§ **Prompt**
Your task is to copy all of the data exactly.

═══ Supplied entries ═══

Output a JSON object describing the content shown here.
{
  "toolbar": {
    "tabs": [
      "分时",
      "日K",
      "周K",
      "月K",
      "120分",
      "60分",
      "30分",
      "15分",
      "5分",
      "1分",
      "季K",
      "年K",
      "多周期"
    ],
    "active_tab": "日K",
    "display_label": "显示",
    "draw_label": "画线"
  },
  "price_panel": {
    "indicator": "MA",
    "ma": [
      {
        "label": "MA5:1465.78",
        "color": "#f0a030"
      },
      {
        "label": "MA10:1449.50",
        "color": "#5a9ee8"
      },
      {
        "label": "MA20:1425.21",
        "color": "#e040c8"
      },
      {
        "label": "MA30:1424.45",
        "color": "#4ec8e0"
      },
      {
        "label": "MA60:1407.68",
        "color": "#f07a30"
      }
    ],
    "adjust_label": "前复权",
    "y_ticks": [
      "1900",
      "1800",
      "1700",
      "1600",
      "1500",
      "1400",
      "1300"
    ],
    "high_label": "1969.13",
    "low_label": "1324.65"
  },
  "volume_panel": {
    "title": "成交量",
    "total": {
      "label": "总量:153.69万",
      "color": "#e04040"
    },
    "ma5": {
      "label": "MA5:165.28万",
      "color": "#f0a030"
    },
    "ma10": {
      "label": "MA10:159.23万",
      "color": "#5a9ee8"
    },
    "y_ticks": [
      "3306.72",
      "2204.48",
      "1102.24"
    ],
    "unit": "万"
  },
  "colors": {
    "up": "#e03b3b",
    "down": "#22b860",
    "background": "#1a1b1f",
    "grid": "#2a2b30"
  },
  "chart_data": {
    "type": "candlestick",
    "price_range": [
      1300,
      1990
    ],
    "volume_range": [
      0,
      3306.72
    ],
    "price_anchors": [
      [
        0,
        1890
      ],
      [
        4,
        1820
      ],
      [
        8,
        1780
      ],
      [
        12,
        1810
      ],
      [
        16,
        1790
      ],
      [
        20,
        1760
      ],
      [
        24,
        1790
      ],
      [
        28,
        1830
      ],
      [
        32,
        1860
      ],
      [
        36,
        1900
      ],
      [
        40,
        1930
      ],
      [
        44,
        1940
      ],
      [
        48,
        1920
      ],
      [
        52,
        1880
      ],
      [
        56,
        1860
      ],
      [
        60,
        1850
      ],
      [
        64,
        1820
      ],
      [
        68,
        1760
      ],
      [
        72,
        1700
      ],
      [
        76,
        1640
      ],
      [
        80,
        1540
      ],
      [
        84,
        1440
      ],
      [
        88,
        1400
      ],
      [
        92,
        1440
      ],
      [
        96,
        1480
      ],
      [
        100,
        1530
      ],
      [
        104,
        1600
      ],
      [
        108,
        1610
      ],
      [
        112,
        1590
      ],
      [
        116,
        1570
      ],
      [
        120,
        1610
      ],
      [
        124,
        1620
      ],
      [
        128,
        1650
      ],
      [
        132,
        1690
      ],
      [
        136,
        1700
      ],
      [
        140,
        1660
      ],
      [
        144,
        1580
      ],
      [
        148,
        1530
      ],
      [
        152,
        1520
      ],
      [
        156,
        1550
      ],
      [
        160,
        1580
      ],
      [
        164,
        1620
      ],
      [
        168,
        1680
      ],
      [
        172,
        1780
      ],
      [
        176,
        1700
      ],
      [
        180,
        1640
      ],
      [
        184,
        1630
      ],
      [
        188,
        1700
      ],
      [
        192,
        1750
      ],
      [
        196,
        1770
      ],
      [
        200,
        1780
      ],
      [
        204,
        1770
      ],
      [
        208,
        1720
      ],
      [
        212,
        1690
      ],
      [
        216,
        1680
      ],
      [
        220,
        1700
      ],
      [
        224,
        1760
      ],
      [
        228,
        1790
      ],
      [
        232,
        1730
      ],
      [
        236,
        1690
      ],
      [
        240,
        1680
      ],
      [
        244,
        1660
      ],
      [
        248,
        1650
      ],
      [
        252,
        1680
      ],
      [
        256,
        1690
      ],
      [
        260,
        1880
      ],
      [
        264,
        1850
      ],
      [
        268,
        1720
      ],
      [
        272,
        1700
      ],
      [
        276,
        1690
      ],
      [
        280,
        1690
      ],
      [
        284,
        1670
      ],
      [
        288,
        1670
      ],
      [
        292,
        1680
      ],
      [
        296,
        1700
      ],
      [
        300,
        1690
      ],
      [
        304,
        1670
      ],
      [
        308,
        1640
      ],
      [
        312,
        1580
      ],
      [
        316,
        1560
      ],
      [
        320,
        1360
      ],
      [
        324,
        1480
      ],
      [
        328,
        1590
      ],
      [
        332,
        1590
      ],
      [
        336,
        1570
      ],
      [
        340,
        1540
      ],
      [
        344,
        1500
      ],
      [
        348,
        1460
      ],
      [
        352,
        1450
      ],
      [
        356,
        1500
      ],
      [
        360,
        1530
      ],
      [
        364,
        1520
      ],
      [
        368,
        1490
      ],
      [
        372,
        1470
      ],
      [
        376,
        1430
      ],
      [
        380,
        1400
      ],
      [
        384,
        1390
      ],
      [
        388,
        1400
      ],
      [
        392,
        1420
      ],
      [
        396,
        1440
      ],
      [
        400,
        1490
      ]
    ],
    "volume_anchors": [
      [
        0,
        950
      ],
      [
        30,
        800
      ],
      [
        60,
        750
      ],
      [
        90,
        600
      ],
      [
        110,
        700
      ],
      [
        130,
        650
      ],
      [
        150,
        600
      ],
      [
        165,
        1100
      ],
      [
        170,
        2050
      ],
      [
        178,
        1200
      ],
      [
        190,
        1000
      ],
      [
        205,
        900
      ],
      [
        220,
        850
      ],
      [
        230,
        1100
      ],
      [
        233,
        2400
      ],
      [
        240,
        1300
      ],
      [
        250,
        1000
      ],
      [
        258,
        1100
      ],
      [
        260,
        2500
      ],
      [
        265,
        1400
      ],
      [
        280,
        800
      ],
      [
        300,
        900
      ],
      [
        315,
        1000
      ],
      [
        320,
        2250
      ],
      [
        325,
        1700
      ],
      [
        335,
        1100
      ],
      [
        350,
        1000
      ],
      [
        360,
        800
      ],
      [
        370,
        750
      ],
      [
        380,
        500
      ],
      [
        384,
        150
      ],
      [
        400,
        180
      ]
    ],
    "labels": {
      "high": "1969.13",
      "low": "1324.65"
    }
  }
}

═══

§ **Exercise response**
Output a JSON object describing the content shown here.
{
  "toolbar": {
    "tabs": [
      "分时",
      "日K",
      "周K",
      "月K",
      "120分",
      "60分",
      "30分",
      "15分",
      "5分",
      "1分",
      "季K",
      "年K",
      "多周期"
    ],
    "active_tab": "日K",
    "display_label": "显示",
    "draw_label": "画线"
  },
  "price_panel": {
    "indicator": "MA",
    "ma": [
      {
        "label": "MA5:1465.78",
        "color": "#f0a030"
      },
      {
        "label": "MA10:1449.50",
        "color": "#5a9ee8"
      },
      {
        "label": "MA20:1425.21",
        "color": "#e040c8"
      },
      {
        "label": "MA30:1424.45",
        "color": "#4ec8e0"
      },
      {
        "label": "MA60:1407.68",
        "color": "#f07a30"
      }
    ],
    "adjust_label": "前复权",
    "y_ticks": [
      "1900",
      "1800",
      "1700",
      "1600",
      "1500",
      "1400",
      "1300"
    ],
    "high_label": "1969.13",
    "low_label": "1324.65"
  },
  "volume_panel": {
    "title": "成交量",
    "total": {
      "label": "总量:153.69万",
      "color": "#e04040"
    },
    "ma5": {
      "label": "MA5:165.28万",
      "color": "#f0a030"
    },
    "ma10": {
      "label": "MA10:159.23万",
      "color": "#5a9ee8"
    },
    "y_ticks": [
      "3306.72",
      "2204.48",
      "1102.24"
    ],
    "unit": "万"
  },
  "colors": {
    "up": "#e03b3b",
    "down": "#22b860",
    "background": "#1a1b1f",
    "grid": "#2a2b30"
  },
  "chart_data": {
    "type": "candlestick",
    "price_range": [
      1300,
      1990
    ],
    "volume_range": [
      0,
      3306.72
    ],
    "price_anchors": [
      [
        0,
        1890
      ],
      [
        4,
        1820
      ],
      [
        8,
        1780
      ],
      [
        12,
        1810
      ],
      [
        16,
        1790
      ],
      [
        20,
        1760
      ],
      [
        24,
        1790
      ],
      [
        28,
        1830
      ],
      [
        32,
        1860
      ],
      [
        36,
        1900
      ],
      [
        40,
        1930
      ],
      [
        44,
        1940
      ],
      [
        48,
        1920
      ],
      [
        52,
        1880
      ],
      [
        56,
        1860
      ],
      [
        60,
        1850
      ],
      [
        64,
        1820
      ],
      [
        68,
        1760
      ],
      [
        72,
        1700
      ],
      [
        76,
        1640
      ],
      [
        80,
        1540
      ],
      [
        84,
        1440
      ],
      [
        88,
        1400
      ],
      [
        92,
        1440
      ],
      [
        96,
        1480
      ],
      [
        100,
        1530
      ],
      [
        104,
        1600
      ],
      [
        108,
        1610
      ],
      [
        112,
        1590
      ],
      [
        116,
        1570
      ],
      [
        120,
        1610
      ],
      [
        124,
        1620
      ],
      [
        128,
        1650
      ],
      [
        132,
        1690
      ],
      [
        136,
        1700
      ],
      [
        140,
        1660
      ],
      [
        144,
        1580
      ],
      [
        148,
        1530
      ],
      [
        152,
        1520
      ],
      [
        156,
        1550
      ],
      [
        160,
        1580
      ],
      [
        164,
        1620
      ],
      [
        168,
        1680
      ],
      [
        172,
        1780
      ],
      [
        176,
        1700
      ],
      [
        180,
        1640
      ],
      [
        184,
        1630
      ],
      [
        188,
        1700
      ],
      [
        192,
        1750
      ],
      [
        196,
        1770
      ],
      [
        200,
        1780
      ],
      [
        204,
        1770
      ],
      [
        208,
        1720
      ],
      [
        212,
        1690
      ],
      [
        216,
        1680
      ],
      [
        220,
        1700
      ],
      [
        224,
        1760
      ],
      [
        228,
        1790
      ],
      [
        232,
        1730
      ],
      [
        236,
        1690
      ],
      [
        240,
        1680
      ],
      [
        244,
        1660
      ],
      [
        248,
        1650
      ],
      [
        252,
        1680
      ],
      [
        256,
        1690
      ],
      [
        260,
        1880
      ],
      [
        264,
        1850
      ],
      [
        268,
        1720
      ],
      [
        272,
        1700
      ],
      [
        276,
        1690
      ],
      [
        280,
        1690
      ],
      [
        284,
        1670
      ],
      [
        288,
        1670
      ],
      [
        292,
        1680
      ],
      [
        296,
        1700
      ],
      [
        300,
        1690
      ],
      [
        304,
        1670
      ],
      [
        308,
        1640
      ],
      [
        312,
        1580
      ],
      [
        316,
        1560
      ],
      [
        320,
        1360
      ],
      [
        324,
        1480
      ],
      [
        328,
        1590
      ],
      [
        332,
        1590
      ],
      [
        336,
        1570
      ],
      [
        340,
        1540
      ],
      [
        344,
        1500
      ],
      [
        348,
        1460
      ],
      [
        352,
        1450
      ],
      [
        356,
        1500
      ],
      [
        360,
        1530
      ],
      [
        364,
        1520
      ],
      [
        368,
        1490
      ],
      [
        372,
        1470
      ],
      [
        376,
        1430
      ],
      [
        380,
        1400
      ],
      [
        384,
        1390
      ],
      [
        388,
        1400
      ],
      [
        392,
        1420
      ],
      [
        396,
        1440
      ],
      [
        400,
        1490
      ]
    ],
    "volume_anchors": [
      [
        0,
        950
      ],
      [
        30,
        800
      ],
      [
        60,
        750
      ],
      [
        90,
        600
      ],
      [
        110,
        700
      ],
      [
        130,
        650
      ],
      [
        150,
        600
      ],
      [
        165,
        1100
      ],
      [
        170,
        2050
      ],
      [
        178,
        1200
      ],
      [
        190,
        1000
      ],
      [
        205,
        900
      ],
      [
        220,
        850
      ],
      [
        230,
        1100
      ],
      [
        233,
        2400
      ],
      [
        240,
        1300
      ],
      [
        250,
        1000
      ],
      [
        258,
        1100
      ],
      [
        260,
        2500
      ],
      [
        265,
        1400
      ],
      [
        280,
        800
      ],
      [
        300,
        900
      ],
      [
        315,
        1000
      ],
      [
        320,
        2250
      ],
      [
        325,
        1700
      ],
      [
        335,
        1100
      ],
      [
        350,
        1000
      ],
      [
        360,
        800
      ],
      [
        370,
        750
      ],
      [
        380,
        500
      ],
      [
        384,
        150
      ],
      [
        400,
        180
      ]
    ],
    "labels": {
      "high": "1969.13",
      "low": "1324.65"
    }
  }
}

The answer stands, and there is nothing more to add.